* **Aim of the task**
Search the records below for the word "title". Copy each line where it occurs.

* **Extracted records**
- - -

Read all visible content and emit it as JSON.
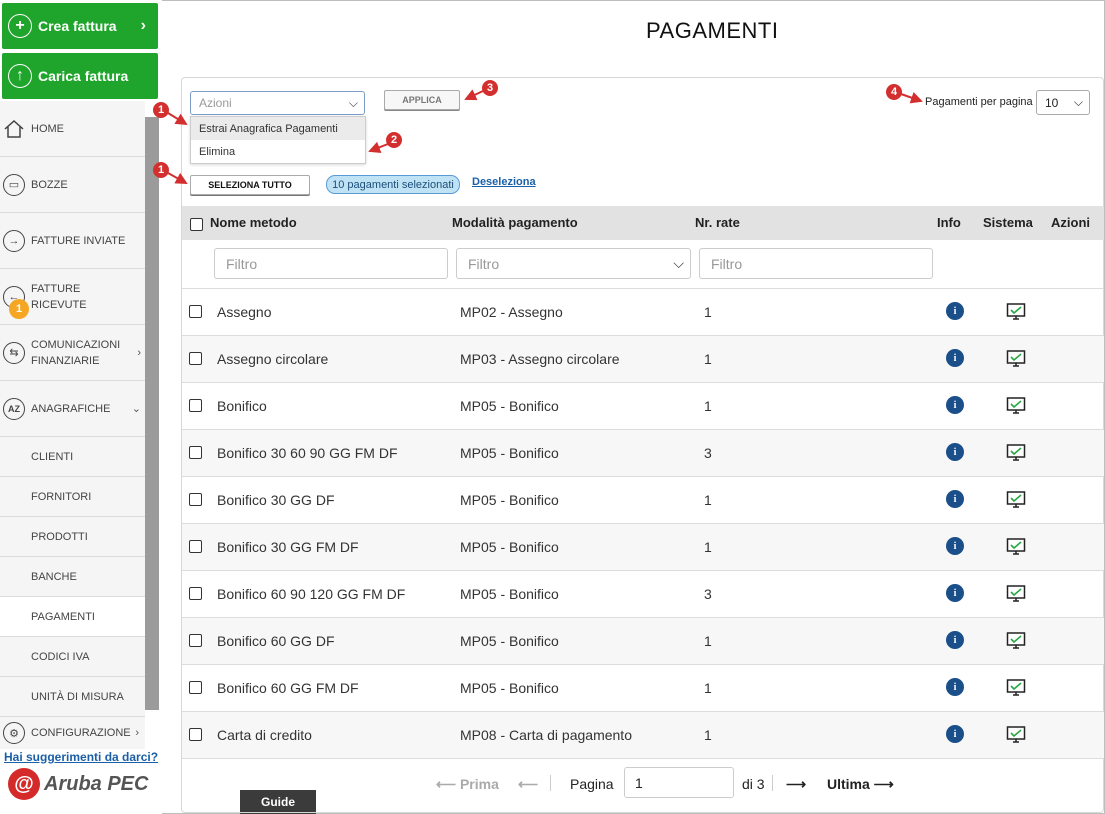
{
  "sidebar": {
    "create_invoice": "Crea fattura",
    "upload_invoice": "Carica fattura",
    "items": [
      {
        "label": "HOME"
      },
      {
        "label": "BOZZE"
      },
      {
        "label": "FATTURE INVIATE"
      },
      {
        "label": "FATTURE RICEVUTE",
        "badge": "1"
      },
      {
        "label": "COMUNICAZIONI FINANZIARIE"
      },
      {
        "label": "ANAGRAFICHE"
      },
      {
        "label": "CLIENTI"
      },
      {
        "label": "FORNITORI"
      },
      {
        "label": "PRODOTTI"
      },
      {
        "label": "BANCHE"
      },
      {
        "label": "PAGAMENTI"
      },
      {
        "label": "CODICI IVA"
      },
      {
        "label": "UNITÀ DI MISURA"
      },
      {
        "label": "CONFIGURAZIONE"
      }
    ],
    "suggestions_link": "Hai suggerimenti da darci?",
    "logo_text": "Aruba PEC",
    "guide": "Guide"
  },
  "page": {
    "title": "PAGAMENTI"
  },
  "toolbar": {
    "actions_placeholder": "Azioni",
    "actions_options": [
      "Estrai Anagrafica Pagamenti",
      "Elimina"
    ],
    "apply": "APPLICA",
    "select_all": "SELEZIONA TUTTO",
    "selected_count": "10 pagamenti selezionati",
    "deselect": "Deseleziona",
    "per_page_label": "Pagamenti per pagina",
    "per_page_value": "10"
  },
  "callouts": [
    "1",
    "2",
    "3",
    "4",
    "1"
  ],
  "table": {
    "headers": {
      "name": "Nome metodo",
      "mode": "Modalità pagamento",
      "rates": "Nr. rate",
      "info": "Info",
      "system": "Sistema",
      "actions": "Azioni"
    },
    "filters": {
      "name": "Filtro",
      "mode": "Filtro",
      "rates": "Filtro"
    },
    "rows": [
      {
        "name": "Assegno",
        "mode": "MP02 - Assegno",
        "rates": "1"
      },
      {
        "name": "Assegno circolare",
        "mode": "MP03 - Assegno circolare",
        "rates": "1"
      },
      {
        "name": "Bonifico",
        "mode": "MP05 - Bonifico",
        "rates": "1"
      },
      {
        "name": "Bonifico 30 60 90 GG FM DF",
        "mode": "MP05 - Bonifico",
        "rates": "3"
      },
      {
        "name": "Bonifico 30 GG DF",
        "mode": "MP05 - Bonifico",
        "rates": "1"
      },
      {
        "name": "Bonifico 30 GG FM DF",
        "mode": "MP05 - Bonifico",
        "rates": "1"
      },
      {
        "name": "Bonifico 60 90 120 GG FM DF",
        "mode": "MP05 - Bonifico",
        "rates": "3"
      },
      {
        "name": "Bonifico 60 GG DF",
        "mode": "MP05 - Bonifico",
        "rates": "1"
      },
      {
        "name": "Bonifico 60 GG FM DF",
        "mode": "MP05 - Bonifico",
        "rates": "1"
      },
      {
        "name": "Carta di credito",
        "mode": "MP08 - Carta di pagamento",
        "rates": "1"
      }
    ]
  },
  "pagination": {
    "first": "Prima",
    "page_label": "Pagina",
    "page_value": "1",
    "of": "di 3",
    "last": "Ultima"
  },
  "colors": {
    "green": "#1fa52b",
    "callout_red": "#d32f2f",
    "info_blue": "#1a4f8a",
    "link_blue": "#1a5fa8"
  }
}
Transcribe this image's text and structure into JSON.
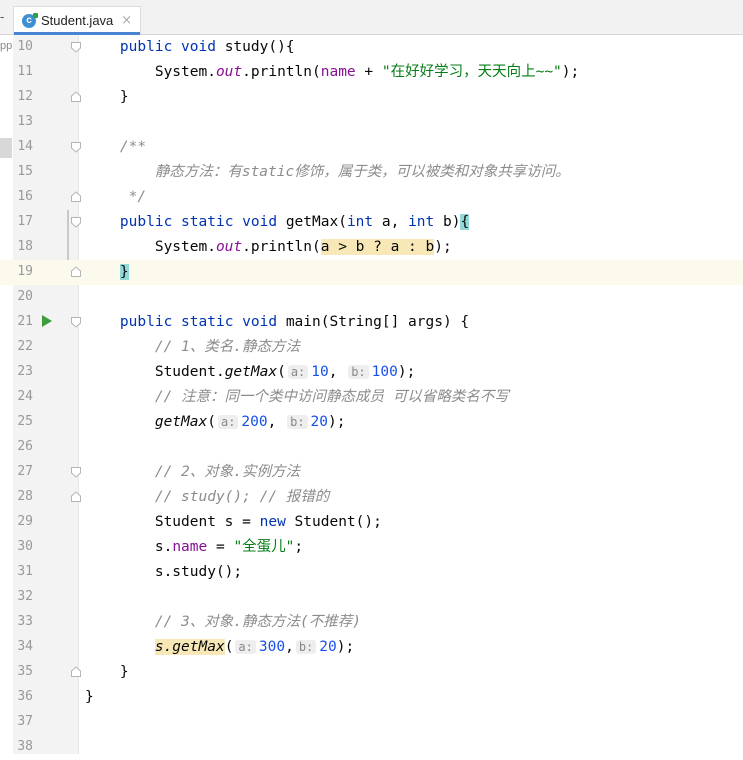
{
  "tab": {
    "cut_label": "-",
    "file_name": "Student.java",
    "icon_letter": "c",
    "close": "×"
  },
  "side": {
    "cut_label": "pp"
  },
  "colors": {
    "keyword": "#0033b3",
    "string": "#067d17",
    "number": "#1750eb",
    "comment": "#8c8c8c",
    "field": "#871094",
    "accent": "#4a83d4"
  },
  "lines": [
    {
      "n": "10",
      "tokens": [
        [
          "    ",
          ""
        ],
        [
          "public",
          "kw"
        ],
        [
          " ",
          ""
        ],
        [
          "void",
          "kw"
        ],
        [
          " study(){",
          ""
        ]
      ],
      "fold": "open"
    },
    {
      "n": "11",
      "tokens": [
        [
          "        System.",
          ""
        ],
        [
          "out",
          "sfld"
        ],
        [
          ".println(",
          ""
        ],
        [
          "name",
          "fld"
        ],
        [
          " + ",
          ""
        ],
        [
          "\"在好好学习，天天向上~~\"",
          "str"
        ],
        [
          ");",
          ""
        ]
      ]
    },
    {
      "n": "12",
      "tokens": [
        [
          "    }",
          ""
        ]
      ],
      "fold": "close"
    },
    {
      "n": "13",
      "tokens": []
    },
    {
      "n": "14",
      "tokens": [
        [
          "    ",
          ""
        ],
        [
          "/**",
          "cmt"
        ]
      ],
      "fold": "open"
    },
    {
      "n": "15",
      "tokens": [
        [
          "        ",
          ""
        ],
        [
          "静态方法：有static修饰，属于类，可以被类和对象共享访问。",
          "cmt"
        ]
      ]
    },
    {
      "n": "16",
      "tokens": [
        [
          "     ",
          ""
        ],
        [
          "*/",
          "cmt"
        ]
      ],
      "fold": "close"
    },
    {
      "n": "17",
      "tokens": [
        [
          "    ",
          ""
        ],
        [
          "public",
          "kw"
        ],
        [
          " ",
          ""
        ],
        [
          "static",
          "kw"
        ],
        [
          " ",
          ""
        ],
        [
          "void",
          "kw"
        ],
        [
          " getMax(",
          ""
        ],
        [
          "int",
          "kw"
        ],
        [
          " a, ",
          ""
        ],
        [
          "int",
          "kw"
        ],
        [
          " b)",
          ""
        ],
        [
          "{",
          "teal"
        ]
      ],
      "fold": "open"
    },
    {
      "n": "18",
      "tokens": [
        [
          "        System.",
          ""
        ],
        [
          "out",
          "sfld"
        ],
        [
          ".println(",
          ""
        ],
        [
          "a > b ? a : b",
          "yellow"
        ],
        [
          ");",
          ""
        ]
      ]
    },
    {
      "n": "19",
      "tokens": [
        [
          "    ",
          ""
        ],
        [
          "}",
          "teal"
        ]
      ],
      "fold": "close",
      "current": true
    },
    {
      "n": "20",
      "tokens": []
    },
    {
      "n": "21",
      "tokens": [
        [
          "    ",
          ""
        ],
        [
          "public",
          "kw"
        ],
        [
          " ",
          ""
        ],
        [
          "static",
          "kw"
        ],
        [
          " ",
          ""
        ],
        [
          "void",
          "kw"
        ],
        [
          " main(String[] args) {",
          ""
        ]
      ],
      "fold": "open",
      "run": true
    },
    {
      "n": "22",
      "tokens": [
        [
          "        ",
          ""
        ],
        [
          "// 1、类名.静态方法",
          "cmt"
        ]
      ]
    },
    {
      "n": "23",
      "tokens": [
        [
          "        Student.",
          ""
        ],
        [
          "getMax",
          "smeth"
        ],
        [
          "(",
          ""
        ],
        [
          "a:",
          "hint"
        ],
        [
          "10",
          "num"
        ],
        [
          ", ",
          ""
        ],
        [
          "b:",
          "hint"
        ],
        [
          "100",
          "num"
        ],
        [
          ");",
          ""
        ]
      ]
    },
    {
      "n": "24",
      "tokens": [
        [
          "        ",
          ""
        ],
        [
          "// 注意：同一个类中访问静态成员 可以省略类名不写",
          "cmt"
        ]
      ]
    },
    {
      "n": "25",
      "tokens": [
        [
          "        ",
          ""
        ],
        [
          "getMax",
          "smeth"
        ],
        [
          "(",
          ""
        ],
        [
          "a:",
          "hint"
        ],
        [
          "200",
          "num"
        ],
        [
          ", ",
          ""
        ],
        [
          "b:",
          "hint"
        ],
        [
          "20",
          "num"
        ],
        [
          ");",
          ""
        ]
      ]
    },
    {
      "n": "26",
      "tokens": []
    },
    {
      "n": "27",
      "tokens": [
        [
          "        ",
          ""
        ],
        [
          "// 2、对象.实例方法",
          "cmt"
        ]
      ],
      "fold": "open"
    },
    {
      "n": "28",
      "tokens": [
        [
          "        ",
          ""
        ],
        [
          "// study(); // 报错的",
          "cmt"
        ]
      ],
      "fold": "close"
    },
    {
      "n": "29",
      "tokens": [
        [
          "        Student s = ",
          ""
        ],
        [
          "new",
          "kw"
        ],
        [
          " Student();",
          ""
        ]
      ]
    },
    {
      "n": "30",
      "tokens": [
        [
          "        s.",
          ""
        ],
        [
          "name",
          "fld"
        ],
        [
          " = ",
          ""
        ],
        [
          "\"全蛋儿\"",
          "str"
        ],
        [
          ";",
          ""
        ]
      ]
    },
    {
      "n": "31",
      "tokens": [
        [
          "        s.study();",
          ""
        ]
      ]
    },
    {
      "n": "32",
      "tokens": []
    },
    {
      "n": "33",
      "tokens": [
        [
          "        ",
          ""
        ],
        [
          "// 3、对象.静态方法(不推荐)",
          "cmt"
        ]
      ]
    },
    {
      "n": "34",
      "tokens": [
        [
          "        ",
          ""
        ],
        [
          "s.getMax",
          "yellowsmeth"
        ],
        [
          "(",
          ""
        ],
        [
          "a:",
          "hint"
        ],
        [
          "300",
          "num"
        ],
        [
          ",",
          ""
        ],
        [
          "b:",
          "hint"
        ],
        [
          "20",
          "num"
        ],
        [
          ");",
          ""
        ]
      ]
    },
    {
      "n": "35",
      "tokens": [
        [
          "    }",
          ""
        ]
      ],
      "fold": "close"
    },
    {
      "n": "36",
      "tokens": [
        [
          "}",
          ""
        ]
      ]
    },
    {
      "n": "37",
      "tokens": []
    },
    {
      "n": "38",
      "tokens": []
    }
  ]
}
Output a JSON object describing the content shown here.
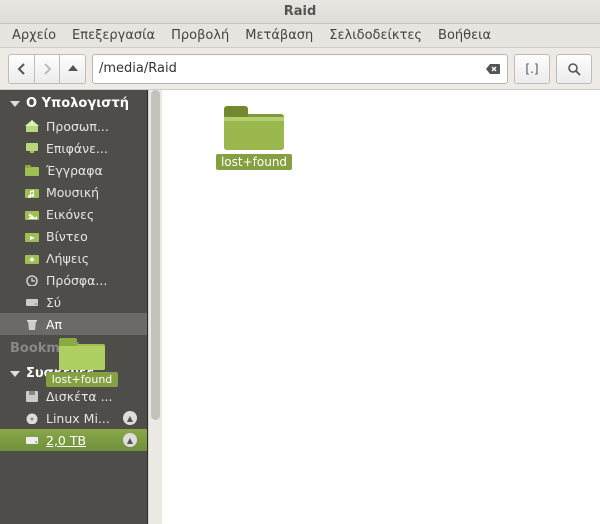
{
  "window": {
    "title": "Raid"
  },
  "menubar": [
    "Αρχείο",
    "Επεξεργασία",
    "Προβολή",
    "Μετάβαση",
    "Σελιδοδείκτες",
    "Βοήθεια"
  ],
  "toolbar": {
    "path": "/media/Raid",
    "fit_label": "[.]"
  },
  "sidebar": {
    "sections": [
      {
        "title": "Ο Υπολογιστή",
        "items": [
          {
            "icon": "home",
            "label": "Προσωπ..."
          },
          {
            "icon": "desktop",
            "label": "Επιφάνε..."
          },
          {
            "icon": "folder",
            "label": "Έγγραφα"
          },
          {
            "icon": "music",
            "label": "Μουσική"
          },
          {
            "icon": "pictures",
            "label": "Εικόνες"
          },
          {
            "icon": "video",
            "label": "Βίντεο"
          },
          {
            "icon": "downloads",
            "label": "Λήψεις"
          },
          {
            "icon": "recent",
            "label": "Πρόσφα..."
          },
          {
            "icon": "filesystem",
            "label": "Σύ"
          },
          {
            "icon": "trash",
            "label": "Απ",
            "drop": true
          }
        ]
      },
      {
        "title": "Bookmarks",
        "items": []
      },
      {
        "title": "Συσκευές",
        "items": [
          {
            "icon": "floppy",
            "label": "Δισκέτα ..."
          },
          {
            "icon": "optical",
            "label": "Linux Mi...",
            "eject": true
          },
          {
            "icon": "drive",
            "label": "2,0 TB",
            "eject": true,
            "selected": true
          }
        ]
      }
    ]
  },
  "content": {
    "items": [
      {
        "type": "folder",
        "name": "lost+found"
      }
    ]
  },
  "drag_ghost": {
    "name": "lost+found"
  }
}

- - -

* **Result of the exercise**
    "title": "PAGAMENTI"
    "title": "Raid"
        "title": "Ο Υπολογιστή",
        "title": "Bookmarks",
        "title": "Συσκευές",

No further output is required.